> **Exercise aim**:
Please give the data again in full, precisely as it is written.

◆ ◆ ◆ ◆ ◆

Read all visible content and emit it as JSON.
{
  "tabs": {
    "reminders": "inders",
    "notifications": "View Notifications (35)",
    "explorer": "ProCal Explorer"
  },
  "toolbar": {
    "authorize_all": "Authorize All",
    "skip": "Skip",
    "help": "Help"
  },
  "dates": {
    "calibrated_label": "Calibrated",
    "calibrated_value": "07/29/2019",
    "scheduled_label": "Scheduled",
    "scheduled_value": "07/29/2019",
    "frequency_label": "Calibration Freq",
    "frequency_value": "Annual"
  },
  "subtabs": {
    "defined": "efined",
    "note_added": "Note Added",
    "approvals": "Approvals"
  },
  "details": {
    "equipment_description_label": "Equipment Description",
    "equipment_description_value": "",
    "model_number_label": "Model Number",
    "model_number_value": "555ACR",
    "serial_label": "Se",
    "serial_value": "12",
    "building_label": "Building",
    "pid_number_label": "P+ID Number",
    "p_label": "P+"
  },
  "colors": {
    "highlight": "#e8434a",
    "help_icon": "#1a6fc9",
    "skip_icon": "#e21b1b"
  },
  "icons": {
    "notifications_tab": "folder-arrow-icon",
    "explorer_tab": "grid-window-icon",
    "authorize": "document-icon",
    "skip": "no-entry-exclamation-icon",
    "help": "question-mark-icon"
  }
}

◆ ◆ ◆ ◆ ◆

> **Exercise solution**:
Read all visible content and emit it as JSON.
{
  "tabs": {
    "reminders": "inders",
    "notifications": "View Notifications (35)",
    "explorer": "ProCal Explorer"
  },
  "toolbar": {
    "authorize_all": "Authorize All",
    "skip": "Skip",
    "help": "Help"
  },
  "dates": {
    "calibrated_label": "Calibrated",
    "calibrated_value": "07/29/2019",
    "scheduled_label": "Scheduled",
    "scheduled_value": "07/29/2019",
    "frequency_label": "Calibration Freq",
    "frequency_value": "Annual"
  },
  "subtabs": {
    "defined": "efined",
    "note_added": "Note Added",
    "approvals": "Approvals"
  },
  "details": {
    "equipment_description_label": "Equipment Description",
    "equipment_description_value": "",
    "model_number_label": "Model Number",
    "model_number_value": "555ACR",
    "serial_label": "Se",
    "serial_value": "12",
    "building_label": "Building",
    "pid_number_label": "P+ID Number",
    "p_label": "P+"
  },
  "colors": {
    "highlight": "#e8434a",
    "help_icon": "#1a6fc9",
    "skip_icon": "#e21b1b"
  },
  "icons": {
    "notifications_tab": "folder-arrow-icon",
    "explorer_tab": "grid-window-icon",
    "authorize": "document-icon",
    "skip": "no-entry-exclamation-icon",
    "help": "question-mark-icon"
  }
}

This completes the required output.